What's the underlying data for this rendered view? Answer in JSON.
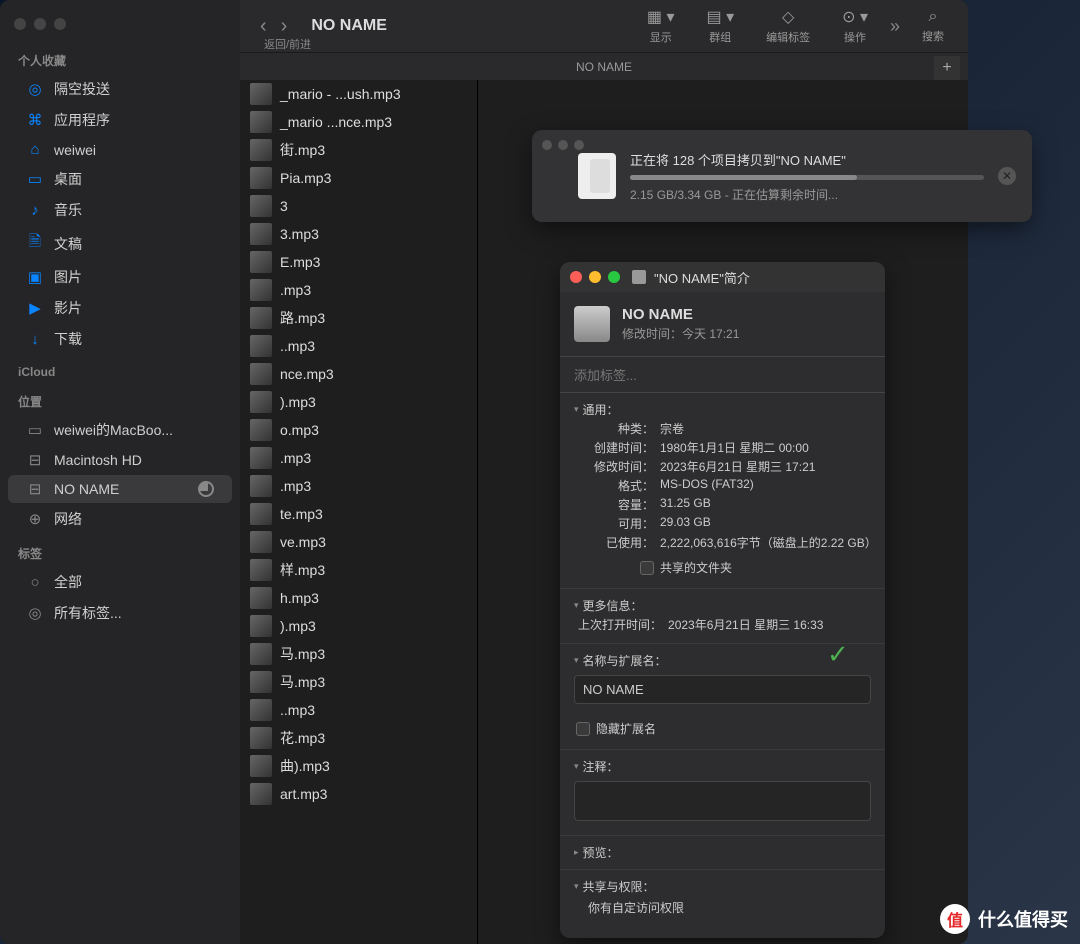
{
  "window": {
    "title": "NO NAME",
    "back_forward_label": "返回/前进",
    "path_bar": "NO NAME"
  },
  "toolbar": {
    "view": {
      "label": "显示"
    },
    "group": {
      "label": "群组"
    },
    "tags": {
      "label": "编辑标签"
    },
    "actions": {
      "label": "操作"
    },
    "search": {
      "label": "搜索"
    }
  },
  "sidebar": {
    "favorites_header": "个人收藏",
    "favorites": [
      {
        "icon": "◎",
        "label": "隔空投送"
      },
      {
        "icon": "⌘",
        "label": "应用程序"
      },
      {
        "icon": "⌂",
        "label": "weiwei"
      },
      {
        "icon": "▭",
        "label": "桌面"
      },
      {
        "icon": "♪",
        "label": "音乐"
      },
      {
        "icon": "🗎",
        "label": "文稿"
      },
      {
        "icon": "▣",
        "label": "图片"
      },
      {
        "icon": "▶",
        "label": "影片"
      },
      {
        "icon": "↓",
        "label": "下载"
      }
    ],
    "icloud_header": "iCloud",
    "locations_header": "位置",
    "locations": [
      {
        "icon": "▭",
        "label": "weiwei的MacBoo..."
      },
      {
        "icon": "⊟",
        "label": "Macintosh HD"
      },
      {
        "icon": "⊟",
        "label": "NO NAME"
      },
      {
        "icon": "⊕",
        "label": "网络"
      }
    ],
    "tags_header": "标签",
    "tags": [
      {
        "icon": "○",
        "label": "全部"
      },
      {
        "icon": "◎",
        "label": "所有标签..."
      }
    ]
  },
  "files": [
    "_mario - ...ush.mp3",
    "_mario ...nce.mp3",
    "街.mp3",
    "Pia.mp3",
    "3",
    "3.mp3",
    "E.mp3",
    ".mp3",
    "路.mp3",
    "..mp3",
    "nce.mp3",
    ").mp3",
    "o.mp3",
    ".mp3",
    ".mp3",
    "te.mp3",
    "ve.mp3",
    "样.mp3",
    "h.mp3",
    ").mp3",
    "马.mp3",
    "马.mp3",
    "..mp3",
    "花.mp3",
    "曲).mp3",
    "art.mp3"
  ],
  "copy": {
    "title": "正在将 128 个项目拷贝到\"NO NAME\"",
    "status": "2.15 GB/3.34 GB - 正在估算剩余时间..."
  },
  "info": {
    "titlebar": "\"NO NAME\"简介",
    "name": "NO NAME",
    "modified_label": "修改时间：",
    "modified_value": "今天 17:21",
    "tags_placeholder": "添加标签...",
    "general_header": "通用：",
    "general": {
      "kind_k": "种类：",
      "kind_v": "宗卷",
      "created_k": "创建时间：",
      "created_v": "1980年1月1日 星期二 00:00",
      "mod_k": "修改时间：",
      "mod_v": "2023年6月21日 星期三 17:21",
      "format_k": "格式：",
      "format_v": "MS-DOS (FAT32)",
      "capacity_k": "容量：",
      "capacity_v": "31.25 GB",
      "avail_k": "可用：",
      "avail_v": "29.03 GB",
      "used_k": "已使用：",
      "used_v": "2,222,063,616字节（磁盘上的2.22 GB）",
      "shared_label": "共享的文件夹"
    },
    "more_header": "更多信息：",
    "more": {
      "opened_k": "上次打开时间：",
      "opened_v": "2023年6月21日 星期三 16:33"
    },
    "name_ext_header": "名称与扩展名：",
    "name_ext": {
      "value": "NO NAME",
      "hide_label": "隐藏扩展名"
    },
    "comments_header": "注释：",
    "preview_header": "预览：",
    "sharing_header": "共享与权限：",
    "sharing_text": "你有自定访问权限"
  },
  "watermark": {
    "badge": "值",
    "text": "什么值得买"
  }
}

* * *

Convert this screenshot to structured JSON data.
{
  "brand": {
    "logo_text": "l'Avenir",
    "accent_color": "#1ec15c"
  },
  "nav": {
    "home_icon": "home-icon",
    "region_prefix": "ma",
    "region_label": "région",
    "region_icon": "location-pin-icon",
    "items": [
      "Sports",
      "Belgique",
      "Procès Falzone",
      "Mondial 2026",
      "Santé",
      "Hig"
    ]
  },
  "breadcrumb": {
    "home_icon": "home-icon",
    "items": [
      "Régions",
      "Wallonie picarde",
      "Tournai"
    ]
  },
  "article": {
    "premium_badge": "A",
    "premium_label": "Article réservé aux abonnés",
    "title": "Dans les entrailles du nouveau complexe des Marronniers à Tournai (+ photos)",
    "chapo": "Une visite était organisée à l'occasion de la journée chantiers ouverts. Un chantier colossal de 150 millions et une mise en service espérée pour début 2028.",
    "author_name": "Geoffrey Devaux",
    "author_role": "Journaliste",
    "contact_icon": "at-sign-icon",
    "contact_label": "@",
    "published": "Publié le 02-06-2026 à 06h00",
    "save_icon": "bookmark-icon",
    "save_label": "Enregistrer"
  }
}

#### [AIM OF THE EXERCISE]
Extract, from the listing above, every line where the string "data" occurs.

#### [YOUR RESPONSE]
What's the underlying data for this rendered view? Answer in JSON.
Convert this screenshot to structured JSON data.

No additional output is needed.